-- Task directions --
Return all the records, each one exactly as given.

*** Source data ***

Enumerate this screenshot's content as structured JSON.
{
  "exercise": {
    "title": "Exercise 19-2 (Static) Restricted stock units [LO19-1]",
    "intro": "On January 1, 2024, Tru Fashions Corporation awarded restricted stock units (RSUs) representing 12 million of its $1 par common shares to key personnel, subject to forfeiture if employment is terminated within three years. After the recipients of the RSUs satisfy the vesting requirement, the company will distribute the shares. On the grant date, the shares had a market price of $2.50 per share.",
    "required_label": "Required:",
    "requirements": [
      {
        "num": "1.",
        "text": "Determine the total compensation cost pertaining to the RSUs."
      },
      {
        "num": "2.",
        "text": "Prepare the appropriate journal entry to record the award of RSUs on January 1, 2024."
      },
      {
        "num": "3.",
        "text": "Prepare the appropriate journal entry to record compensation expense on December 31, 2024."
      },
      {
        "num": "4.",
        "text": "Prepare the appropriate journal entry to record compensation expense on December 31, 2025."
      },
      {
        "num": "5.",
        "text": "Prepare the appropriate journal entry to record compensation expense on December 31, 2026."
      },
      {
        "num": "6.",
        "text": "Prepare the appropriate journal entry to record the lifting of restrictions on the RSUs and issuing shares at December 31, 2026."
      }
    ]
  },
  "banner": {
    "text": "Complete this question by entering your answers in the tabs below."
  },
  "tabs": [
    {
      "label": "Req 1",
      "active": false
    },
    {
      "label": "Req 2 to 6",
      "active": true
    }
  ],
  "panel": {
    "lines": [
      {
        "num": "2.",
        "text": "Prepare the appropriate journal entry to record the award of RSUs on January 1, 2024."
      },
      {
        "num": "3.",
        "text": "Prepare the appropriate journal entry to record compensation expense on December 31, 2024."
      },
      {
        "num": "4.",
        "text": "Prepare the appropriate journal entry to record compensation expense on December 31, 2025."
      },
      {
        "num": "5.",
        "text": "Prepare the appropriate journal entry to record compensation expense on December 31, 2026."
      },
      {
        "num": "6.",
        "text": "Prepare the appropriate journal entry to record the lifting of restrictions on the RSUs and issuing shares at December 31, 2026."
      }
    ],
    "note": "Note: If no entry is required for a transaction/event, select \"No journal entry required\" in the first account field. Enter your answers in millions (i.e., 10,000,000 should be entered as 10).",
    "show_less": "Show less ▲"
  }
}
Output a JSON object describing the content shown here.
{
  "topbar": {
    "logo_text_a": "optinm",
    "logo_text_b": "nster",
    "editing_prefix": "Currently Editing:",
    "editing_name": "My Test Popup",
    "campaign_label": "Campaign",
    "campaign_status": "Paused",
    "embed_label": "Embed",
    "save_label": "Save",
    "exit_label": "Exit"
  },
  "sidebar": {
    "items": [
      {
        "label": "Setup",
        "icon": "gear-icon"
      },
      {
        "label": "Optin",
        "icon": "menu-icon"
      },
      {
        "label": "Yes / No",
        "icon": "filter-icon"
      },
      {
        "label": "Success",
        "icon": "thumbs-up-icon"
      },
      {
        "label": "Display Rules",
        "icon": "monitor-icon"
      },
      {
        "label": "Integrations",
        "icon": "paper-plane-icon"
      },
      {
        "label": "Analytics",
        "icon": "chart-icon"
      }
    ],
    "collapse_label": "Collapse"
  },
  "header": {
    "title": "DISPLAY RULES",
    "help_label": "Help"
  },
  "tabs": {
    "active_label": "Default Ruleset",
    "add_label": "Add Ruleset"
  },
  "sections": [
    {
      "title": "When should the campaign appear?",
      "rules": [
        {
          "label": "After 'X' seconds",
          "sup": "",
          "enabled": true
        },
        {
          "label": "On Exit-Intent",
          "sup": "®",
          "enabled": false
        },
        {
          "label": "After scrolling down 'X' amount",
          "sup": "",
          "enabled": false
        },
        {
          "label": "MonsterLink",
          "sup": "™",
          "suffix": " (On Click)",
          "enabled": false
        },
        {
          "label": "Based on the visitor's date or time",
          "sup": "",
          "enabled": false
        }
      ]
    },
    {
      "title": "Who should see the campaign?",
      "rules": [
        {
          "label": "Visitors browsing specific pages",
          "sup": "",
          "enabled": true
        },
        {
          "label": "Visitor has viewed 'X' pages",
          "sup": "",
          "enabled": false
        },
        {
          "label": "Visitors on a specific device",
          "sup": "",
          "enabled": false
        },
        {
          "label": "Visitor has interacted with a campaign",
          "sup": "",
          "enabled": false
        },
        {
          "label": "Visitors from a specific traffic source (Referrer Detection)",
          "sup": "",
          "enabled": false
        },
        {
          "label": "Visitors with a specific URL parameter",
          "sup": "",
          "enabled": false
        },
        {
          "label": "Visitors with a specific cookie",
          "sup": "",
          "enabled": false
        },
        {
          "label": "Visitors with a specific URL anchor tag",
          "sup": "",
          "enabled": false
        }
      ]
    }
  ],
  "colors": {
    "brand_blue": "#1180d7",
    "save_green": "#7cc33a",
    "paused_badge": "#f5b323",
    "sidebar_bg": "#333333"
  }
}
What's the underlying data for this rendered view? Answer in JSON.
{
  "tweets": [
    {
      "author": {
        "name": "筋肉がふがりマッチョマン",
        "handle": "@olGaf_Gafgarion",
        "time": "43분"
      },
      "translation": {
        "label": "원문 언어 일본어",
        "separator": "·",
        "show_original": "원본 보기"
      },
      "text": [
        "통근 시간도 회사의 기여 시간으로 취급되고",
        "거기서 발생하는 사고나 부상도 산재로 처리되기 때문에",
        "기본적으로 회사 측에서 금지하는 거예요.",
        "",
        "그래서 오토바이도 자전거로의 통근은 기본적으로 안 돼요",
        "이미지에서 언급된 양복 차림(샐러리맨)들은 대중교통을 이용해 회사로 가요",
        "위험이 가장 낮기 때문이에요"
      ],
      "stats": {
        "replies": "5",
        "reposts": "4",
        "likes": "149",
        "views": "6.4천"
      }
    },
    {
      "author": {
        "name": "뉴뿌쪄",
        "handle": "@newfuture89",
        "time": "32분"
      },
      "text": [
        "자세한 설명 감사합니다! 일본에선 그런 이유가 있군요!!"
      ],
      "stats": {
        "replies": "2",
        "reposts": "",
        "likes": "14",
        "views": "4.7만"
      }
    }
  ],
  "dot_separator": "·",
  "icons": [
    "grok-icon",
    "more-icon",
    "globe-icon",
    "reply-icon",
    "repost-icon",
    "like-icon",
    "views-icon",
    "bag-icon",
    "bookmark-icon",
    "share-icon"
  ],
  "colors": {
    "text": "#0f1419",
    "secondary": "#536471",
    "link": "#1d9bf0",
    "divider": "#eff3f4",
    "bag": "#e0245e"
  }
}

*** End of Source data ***

-- Worked solution --
Enumerate this screenshot's content as structured JSON.
{
  "exercise": {
    "title": "Exercise 19-2 (Static) Restricted stock units [LO19-1]",
    "intro": "On January 1, 2024, Tru Fashions Corporation awarded restricted stock units (RSUs) representing 12 million of its $1 par common shares to key personnel, subject to forfeiture if employment is terminated within three years. After the recipients of the RSUs satisfy the vesting requirement, the company will distribute the shares. On the grant date, the shares had a market price of $2.50 per share.",
    "required_label": "Required:",
    "requirements": [
      {
        "num": "1.",
        "text": "Determine the total compensation cost pertaining to the RSUs."
      },
      {
        "num": "2.",
        "text": "Prepare the appropriate journal entry to record the award of RSUs on January 1, 2024."
      },
      {
        "num": "3.",
        "text": "Prepare the appropriate journal entry to record compensation expense on December 31, 2024."
      },
      {
        "num": "4.",
        "text": "Prepare the appropriate journal entry to record compensation expense on December 31, 2025."
      },
      {
        "num": "5.",
        "text": "Prepare the appropriate journal entry to record compensation expense on December 31, 2026."
      },
      {
        "num": "6.",
        "text": "Prepare the appropriate journal entry to record the lifting of restrictions on the RSUs and issuing shares at December 31, 2026."
      }
    ]
  },
  "banner": {
    "text": "Complete this question by entering your answers in the tabs below."
  },
  "tabs": [
    {
      "label": "Req 1",
      "active": false
    },
    {
      "label": "Req 2 to 6",
      "active": true
    }
  ],
  "panel": {
    "lines": [
      {
        "num": "2.",
        "text": "Prepare the appropriate journal entry to record the award of RSUs on January 1, 2024."
      },
      {
        "num": "3.",
        "text": "Prepare the appropriate journal entry to record compensation expense on December 31, 2024."
      },
      {
        "num": "4.",
        "text": "Prepare the appropriate journal entry to record compensation expense on December 31, 2025."
      },
      {
        "num": "5.",
        "text": "Prepare the appropriate journal entry to record compensation expense on December 31, 2026."
      },
      {
        "num": "6.",
        "text": "Prepare the appropriate journal entry to record the lifting of restrictions on the RSUs and issuing shares at December 31, 2026."
      }
    ],
    "note": "Note: If no entry is required for a transaction/event, select \"No journal entry required\" in the first account field. Enter your answers in millions (i.e., 10,000,000 should be entered as 10).",
    "show_less": "Show less ▲"
  }
}
Output a JSON object describing the content shown here.
{
  "topbar": {
    "logo_text_a": "optinm",
    "logo_text_b": "nster",
    "editing_prefix": "Currently Editing:",
    "editing_name": "My Test Popup",
    "campaign_label": "Campaign",
    "campaign_status": "Paused",
    "embed_label": "Embed",
    "save_label": "Save",
    "exit_label": "Exit"
  },
  "sidebar": {
    "items": [
      {
        "label": "Setup",
        "icon": "gear-icon"
      },
      {
        "label": "Optin",
        "icon": "menu-icon"
      },
      {
        "label": "Yes / No",
        "icon": "filter-icon"
      },
      {
        "label": "Success",
        "icon": "thumbs-up-icon"
      },
      {
        "label": "Display Rules",
        "icon": "monitor-icon"
      },
      {
        "label": "Integrations",
        "icon": "paper-plane-icon"
      },
      {
        "label": "Analytics",
        "icon": "chart-icon"
      }
    ],
    "collapse_label": "Collapse"
  },
  "header": {
    "title": "DISPLAY RULES",
    "help_label": "Help"
  },
  "tabs": {
    "active_label": "Default Ruleset",
    "add_label": "Add Ruleset"
  },
  "sections": [
    {
      "title": "When should the campaign appear?",
      "rules": [
        {
          "label": "After 'X' seconds",
          "sup": "",
          "enabled": true
        },
        {
          "label": "On Exit-Intent",
          "sup": "®",
          "enabled": false
        },
        {
          "label": "After scrolling down 'X' amount",
          "sup": "",
          "enabled": false
        },
        {
          "label": "MonsterLink",
          "sup": "™",
          "suffix": " (On Click)",
          "enabled": false
        },
        {
          "label": "Based on the visitor's date or time",
          "sup": "",
          "enabled": false
        }
      ]
    },
    {
      "title": "Who should see the campaign?",
      "rules": [
        {
          "label": "Visitors browsing specific pages",
          "sup": "",
          "enabled": true
        },
        {
          "label": "Visitor has viewed 'X' pages",
          "sup": "",
          "enabled": false
        },
        {
          "label": "Visitors on a specific device",
          "sup": "",
          "enabled": false
        },
        {
          "label": "Visitor has interacted with a campaign",
          "sup": "",
          "enabled": false
        },
        {
          "label": "Visitors from a specific traffic source (Referrer Detection)",
          "sup": "",
          "enabled": false
        },
        {
          "label": "Visitors with a specific URL parameter",
          "sup": "",
          "enabled": false
        },
        {
          "label": "Visitors with a specific cookie",
          "sup": "",
          "enabled": false
        },
        {
          "label": "Visitors with a specific URL anchor tag",
          "sup": "",
          "enabled": false
        }
      ]
    }
  ],
  "colors": {
    "brand_blue": "#1180d7",
    "save_green": "#7cc33a",
    "paused_badge": "#f5b323",
    "sidebar_bg": "#333333"
  }
}
What's the underlying data for this rendered view? Answer in JSON.
{
  "tweets": [
    {
      "author": {
        "name": "筋肉がふがりマッチョマン",
        "handle": "@olGaf_Gafgarion",
        "time": "43분"
      },
      "translation": {
        "label": "원문 언어 일본어",
        "separator": "·",
        "show_original": "원본 보기"
      },
      "text": [
        "통근 시간도 회사의 기여 시간으로 취급되고",
        "거기서 발생하는 사고나 부상도 산재로 처리되기 때문에",
        "기본적으로 회사 측에서 금지하는 거예요.",
        "",
        "그래서 오토바이도 자전거로의 통근은 기본적으로 안 돼요",
        "이미지에서 언급된 양복 차림(샐러리맨)들은 대중교통을 이용해 회사로 가요",
        "위험이 가장 낮기 때문이에요"
      ],
      "stats": {
        "replies": "5",
        "reposts": "4",
        "likes": "149",
        "views": "6.4천"
      }
    },
    {
      "author": {
        "name": "뉴뿌쪄",
        "handle": "@newfuture89",
        "time": "32분"
      },
      "text": [
        "자세한 설명 감사합니다! 일본에선 그런 이유가 있군요!!"
      ],
      "stats": {
        "replies": "2",
        "reposts": "",
        "likes": "14",
        "views": "4.7만"
      }
    }
  ],
  "dot_separator": "·",
  "icons": [
    "grok-icon",
    "more-icon",
    "globe-icon",
    "reply-icon",
    "repost-icon",
    "like-icon",
    "views-icon",
    "bag-icon",
    "bookmark-icon",
    "share-icon"
  ],
  "colors": {
    "text": "#0f1419",
    "secondary": "#536471",
    "link": "#1d9bf0",
    "divider": "#eff3f4",
    "bag": "#e0245e"
  }
}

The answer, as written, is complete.